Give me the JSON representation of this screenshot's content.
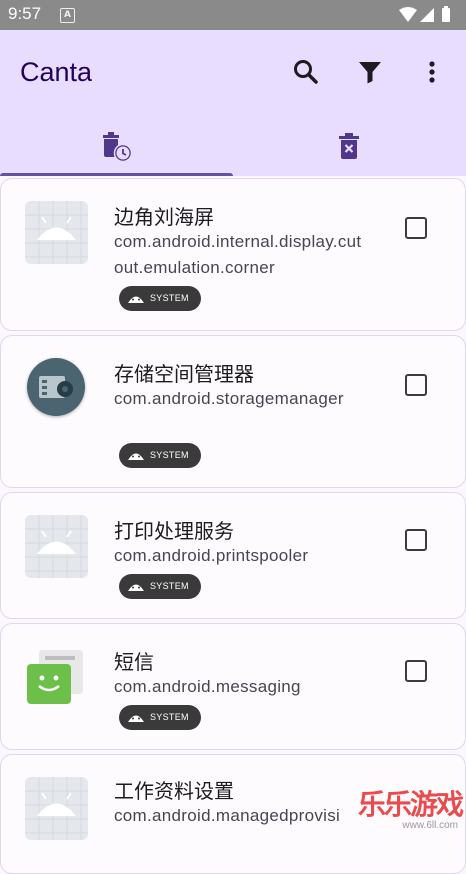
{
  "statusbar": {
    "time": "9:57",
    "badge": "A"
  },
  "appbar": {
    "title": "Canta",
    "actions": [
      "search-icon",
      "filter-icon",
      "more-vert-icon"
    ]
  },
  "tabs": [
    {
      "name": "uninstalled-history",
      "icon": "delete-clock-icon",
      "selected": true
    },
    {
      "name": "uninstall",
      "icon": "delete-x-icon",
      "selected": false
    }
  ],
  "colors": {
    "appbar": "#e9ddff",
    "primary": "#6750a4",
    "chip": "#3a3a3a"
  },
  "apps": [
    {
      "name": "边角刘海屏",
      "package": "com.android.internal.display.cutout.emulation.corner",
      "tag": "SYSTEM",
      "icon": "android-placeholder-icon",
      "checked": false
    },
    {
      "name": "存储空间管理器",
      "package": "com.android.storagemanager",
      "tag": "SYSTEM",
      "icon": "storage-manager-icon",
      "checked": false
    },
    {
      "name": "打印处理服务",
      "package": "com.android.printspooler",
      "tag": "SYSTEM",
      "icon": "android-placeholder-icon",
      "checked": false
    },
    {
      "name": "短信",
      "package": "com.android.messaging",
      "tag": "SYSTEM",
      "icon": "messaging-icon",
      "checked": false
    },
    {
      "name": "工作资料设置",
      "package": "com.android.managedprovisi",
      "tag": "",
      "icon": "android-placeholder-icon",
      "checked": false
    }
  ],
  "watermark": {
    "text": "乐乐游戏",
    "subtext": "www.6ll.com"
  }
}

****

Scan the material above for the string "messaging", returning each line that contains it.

WRITTEN SOLUTION -
      "package": "com.android.messaging",
      "icon": "messaging-icon",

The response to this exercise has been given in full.